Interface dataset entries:
---+---

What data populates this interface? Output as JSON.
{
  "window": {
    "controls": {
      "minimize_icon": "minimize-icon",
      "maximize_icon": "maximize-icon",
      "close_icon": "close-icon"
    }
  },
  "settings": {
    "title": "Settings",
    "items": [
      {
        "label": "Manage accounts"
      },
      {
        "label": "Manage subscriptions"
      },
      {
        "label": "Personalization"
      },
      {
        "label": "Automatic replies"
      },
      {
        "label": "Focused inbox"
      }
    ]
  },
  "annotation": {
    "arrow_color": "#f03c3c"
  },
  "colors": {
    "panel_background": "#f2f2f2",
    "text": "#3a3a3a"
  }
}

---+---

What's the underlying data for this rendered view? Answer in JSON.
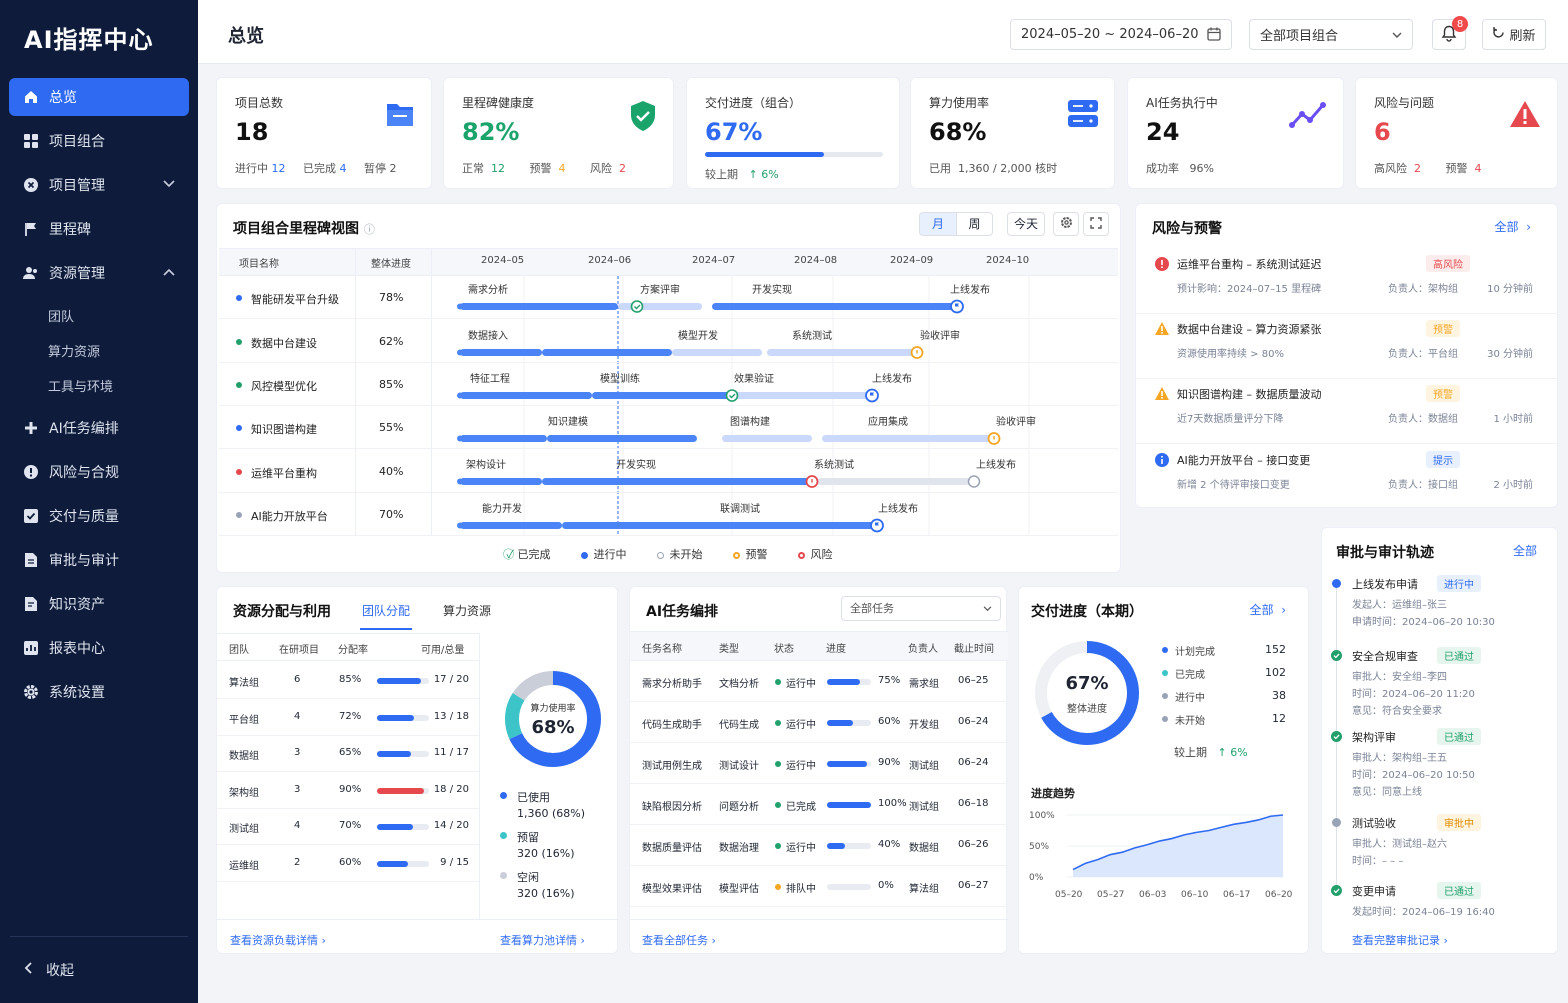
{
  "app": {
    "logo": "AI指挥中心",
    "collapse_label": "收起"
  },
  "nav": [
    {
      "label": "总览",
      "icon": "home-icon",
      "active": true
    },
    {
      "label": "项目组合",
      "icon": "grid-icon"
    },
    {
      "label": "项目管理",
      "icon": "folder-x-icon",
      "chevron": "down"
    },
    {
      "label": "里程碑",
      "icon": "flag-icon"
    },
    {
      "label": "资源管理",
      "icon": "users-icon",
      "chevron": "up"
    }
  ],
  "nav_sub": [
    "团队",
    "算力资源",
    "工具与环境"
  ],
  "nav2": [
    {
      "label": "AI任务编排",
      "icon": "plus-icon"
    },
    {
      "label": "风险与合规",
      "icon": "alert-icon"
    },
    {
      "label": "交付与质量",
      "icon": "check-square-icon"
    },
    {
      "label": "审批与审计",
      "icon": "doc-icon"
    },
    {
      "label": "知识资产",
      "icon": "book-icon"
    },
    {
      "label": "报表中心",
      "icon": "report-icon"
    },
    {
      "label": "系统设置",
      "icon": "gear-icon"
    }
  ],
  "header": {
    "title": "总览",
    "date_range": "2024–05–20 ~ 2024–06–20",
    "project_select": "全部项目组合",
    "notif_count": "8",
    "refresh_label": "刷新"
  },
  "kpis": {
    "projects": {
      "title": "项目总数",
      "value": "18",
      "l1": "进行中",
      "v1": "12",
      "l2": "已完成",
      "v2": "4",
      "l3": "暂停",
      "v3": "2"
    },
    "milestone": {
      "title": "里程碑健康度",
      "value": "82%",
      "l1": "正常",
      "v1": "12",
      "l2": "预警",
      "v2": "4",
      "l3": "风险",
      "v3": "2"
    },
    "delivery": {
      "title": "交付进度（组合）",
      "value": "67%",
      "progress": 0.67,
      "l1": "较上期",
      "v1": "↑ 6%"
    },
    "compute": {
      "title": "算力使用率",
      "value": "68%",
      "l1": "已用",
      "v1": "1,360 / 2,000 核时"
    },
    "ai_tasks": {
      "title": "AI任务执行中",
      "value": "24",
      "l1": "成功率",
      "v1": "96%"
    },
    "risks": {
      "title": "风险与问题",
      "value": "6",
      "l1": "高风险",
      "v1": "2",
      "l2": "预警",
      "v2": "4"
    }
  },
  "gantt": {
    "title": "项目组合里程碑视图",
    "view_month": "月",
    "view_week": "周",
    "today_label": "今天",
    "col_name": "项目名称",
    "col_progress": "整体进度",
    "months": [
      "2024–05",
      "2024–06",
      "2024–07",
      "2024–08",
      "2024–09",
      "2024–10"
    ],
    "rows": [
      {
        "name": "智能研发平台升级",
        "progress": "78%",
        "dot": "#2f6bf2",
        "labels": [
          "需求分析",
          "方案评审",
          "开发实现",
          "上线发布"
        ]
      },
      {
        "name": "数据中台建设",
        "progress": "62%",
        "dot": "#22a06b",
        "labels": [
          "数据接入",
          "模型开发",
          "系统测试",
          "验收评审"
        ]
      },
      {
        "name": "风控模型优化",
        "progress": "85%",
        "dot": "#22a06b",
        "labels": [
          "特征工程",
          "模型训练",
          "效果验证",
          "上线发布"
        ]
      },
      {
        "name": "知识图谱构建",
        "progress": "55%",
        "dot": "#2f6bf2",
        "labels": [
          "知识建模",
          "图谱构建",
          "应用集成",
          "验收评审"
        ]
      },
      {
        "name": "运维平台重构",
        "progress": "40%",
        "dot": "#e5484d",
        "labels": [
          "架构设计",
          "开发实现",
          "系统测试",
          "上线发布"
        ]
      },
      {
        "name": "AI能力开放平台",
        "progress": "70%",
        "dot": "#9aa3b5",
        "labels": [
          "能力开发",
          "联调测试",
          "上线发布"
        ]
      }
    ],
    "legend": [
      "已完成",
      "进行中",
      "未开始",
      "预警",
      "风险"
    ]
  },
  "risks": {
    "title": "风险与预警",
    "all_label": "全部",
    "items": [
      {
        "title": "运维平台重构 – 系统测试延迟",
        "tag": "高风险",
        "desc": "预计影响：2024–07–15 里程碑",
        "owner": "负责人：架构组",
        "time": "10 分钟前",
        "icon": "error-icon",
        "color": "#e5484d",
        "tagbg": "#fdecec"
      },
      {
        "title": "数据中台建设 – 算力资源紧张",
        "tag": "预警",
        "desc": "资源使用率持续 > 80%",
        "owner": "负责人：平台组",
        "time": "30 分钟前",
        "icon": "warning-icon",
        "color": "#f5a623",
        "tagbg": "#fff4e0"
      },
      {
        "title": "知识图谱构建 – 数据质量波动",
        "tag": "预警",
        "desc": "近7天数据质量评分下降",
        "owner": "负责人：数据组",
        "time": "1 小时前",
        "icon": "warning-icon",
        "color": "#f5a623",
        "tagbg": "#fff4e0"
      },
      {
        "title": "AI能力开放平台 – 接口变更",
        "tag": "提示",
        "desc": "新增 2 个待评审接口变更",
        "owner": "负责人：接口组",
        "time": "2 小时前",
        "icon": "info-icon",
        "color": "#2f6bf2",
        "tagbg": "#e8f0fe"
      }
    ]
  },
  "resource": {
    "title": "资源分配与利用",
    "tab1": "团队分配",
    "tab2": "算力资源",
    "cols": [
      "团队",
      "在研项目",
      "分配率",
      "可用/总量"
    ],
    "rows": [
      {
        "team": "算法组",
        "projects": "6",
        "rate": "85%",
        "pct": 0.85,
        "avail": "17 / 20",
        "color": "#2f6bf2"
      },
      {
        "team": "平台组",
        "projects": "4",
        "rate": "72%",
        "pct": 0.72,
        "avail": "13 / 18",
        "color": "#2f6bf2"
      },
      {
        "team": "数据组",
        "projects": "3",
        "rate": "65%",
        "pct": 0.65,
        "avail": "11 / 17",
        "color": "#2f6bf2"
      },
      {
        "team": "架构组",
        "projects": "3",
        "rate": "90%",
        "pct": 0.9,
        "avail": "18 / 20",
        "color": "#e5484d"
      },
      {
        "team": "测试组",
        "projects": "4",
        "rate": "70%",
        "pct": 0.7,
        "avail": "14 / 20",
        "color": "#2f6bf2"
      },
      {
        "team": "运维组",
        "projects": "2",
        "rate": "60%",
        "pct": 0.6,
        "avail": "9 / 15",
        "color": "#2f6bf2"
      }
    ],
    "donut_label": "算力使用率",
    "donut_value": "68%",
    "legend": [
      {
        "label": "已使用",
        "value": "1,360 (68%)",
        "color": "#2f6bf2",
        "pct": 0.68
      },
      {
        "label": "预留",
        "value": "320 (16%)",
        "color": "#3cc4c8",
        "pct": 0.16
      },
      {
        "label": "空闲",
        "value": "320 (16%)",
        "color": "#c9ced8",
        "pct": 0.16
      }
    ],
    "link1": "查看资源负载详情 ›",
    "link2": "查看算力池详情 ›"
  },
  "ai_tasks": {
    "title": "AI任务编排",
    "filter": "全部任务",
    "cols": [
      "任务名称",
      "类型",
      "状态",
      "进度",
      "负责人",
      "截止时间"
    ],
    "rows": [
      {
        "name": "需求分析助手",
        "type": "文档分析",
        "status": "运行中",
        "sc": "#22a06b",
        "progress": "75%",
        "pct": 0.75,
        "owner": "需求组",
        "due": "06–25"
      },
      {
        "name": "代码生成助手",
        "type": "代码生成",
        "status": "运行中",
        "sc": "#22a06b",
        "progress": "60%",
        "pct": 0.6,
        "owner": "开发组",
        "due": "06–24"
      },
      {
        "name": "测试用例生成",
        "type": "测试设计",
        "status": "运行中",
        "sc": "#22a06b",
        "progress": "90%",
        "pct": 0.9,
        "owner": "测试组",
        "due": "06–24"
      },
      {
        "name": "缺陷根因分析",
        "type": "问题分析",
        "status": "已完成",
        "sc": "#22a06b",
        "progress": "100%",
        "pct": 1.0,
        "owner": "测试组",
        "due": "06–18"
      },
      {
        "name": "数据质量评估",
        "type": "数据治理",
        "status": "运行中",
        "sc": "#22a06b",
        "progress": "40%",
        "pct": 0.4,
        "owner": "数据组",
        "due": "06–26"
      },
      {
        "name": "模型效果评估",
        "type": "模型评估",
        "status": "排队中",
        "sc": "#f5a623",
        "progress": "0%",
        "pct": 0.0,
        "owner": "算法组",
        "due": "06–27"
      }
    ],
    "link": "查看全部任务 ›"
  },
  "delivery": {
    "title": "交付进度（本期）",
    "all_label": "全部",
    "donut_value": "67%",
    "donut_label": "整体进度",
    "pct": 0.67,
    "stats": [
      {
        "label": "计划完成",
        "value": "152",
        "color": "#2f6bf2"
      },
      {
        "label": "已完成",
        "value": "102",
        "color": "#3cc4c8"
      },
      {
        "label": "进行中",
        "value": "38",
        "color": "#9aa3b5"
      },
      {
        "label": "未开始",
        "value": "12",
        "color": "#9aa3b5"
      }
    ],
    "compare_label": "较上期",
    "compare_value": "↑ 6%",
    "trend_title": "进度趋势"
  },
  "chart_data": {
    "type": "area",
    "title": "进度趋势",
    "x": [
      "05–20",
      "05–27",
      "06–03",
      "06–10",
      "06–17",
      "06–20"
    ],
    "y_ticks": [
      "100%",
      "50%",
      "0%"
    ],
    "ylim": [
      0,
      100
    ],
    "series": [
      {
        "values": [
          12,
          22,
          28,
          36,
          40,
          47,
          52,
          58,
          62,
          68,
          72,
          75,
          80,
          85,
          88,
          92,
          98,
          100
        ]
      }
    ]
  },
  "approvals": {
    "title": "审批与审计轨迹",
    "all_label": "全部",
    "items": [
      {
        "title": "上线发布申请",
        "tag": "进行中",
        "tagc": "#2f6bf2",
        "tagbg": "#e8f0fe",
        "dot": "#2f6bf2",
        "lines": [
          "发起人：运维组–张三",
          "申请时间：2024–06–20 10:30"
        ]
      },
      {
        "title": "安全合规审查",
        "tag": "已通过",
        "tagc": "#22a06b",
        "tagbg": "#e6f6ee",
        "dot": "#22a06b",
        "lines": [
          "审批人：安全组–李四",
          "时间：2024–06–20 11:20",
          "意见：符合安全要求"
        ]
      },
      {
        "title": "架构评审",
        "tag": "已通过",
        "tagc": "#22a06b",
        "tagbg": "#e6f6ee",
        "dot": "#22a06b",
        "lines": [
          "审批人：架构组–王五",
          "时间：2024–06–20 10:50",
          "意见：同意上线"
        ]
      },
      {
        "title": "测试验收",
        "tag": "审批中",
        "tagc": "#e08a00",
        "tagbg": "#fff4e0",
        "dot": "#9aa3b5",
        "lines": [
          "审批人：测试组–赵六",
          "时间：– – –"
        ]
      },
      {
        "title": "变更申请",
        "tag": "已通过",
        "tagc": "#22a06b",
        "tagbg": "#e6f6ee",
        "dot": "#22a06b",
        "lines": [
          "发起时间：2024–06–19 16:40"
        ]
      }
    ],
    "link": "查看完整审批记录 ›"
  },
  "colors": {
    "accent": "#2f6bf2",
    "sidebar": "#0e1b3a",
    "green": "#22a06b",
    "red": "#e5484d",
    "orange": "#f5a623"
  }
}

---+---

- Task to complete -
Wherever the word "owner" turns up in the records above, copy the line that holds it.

- Result for this task -
        "owner": "负责人：架构组",
        "owner": "负责人：平台组",
        "owner": "负责人：数据组",
        "owner": "负责人：接口组",
        "owner": "需求组",
        "owner": "开发组",
        "owner": "测试组",
        "owner": "测试组",
        "owner": "数据组",
        "owner": "算法组",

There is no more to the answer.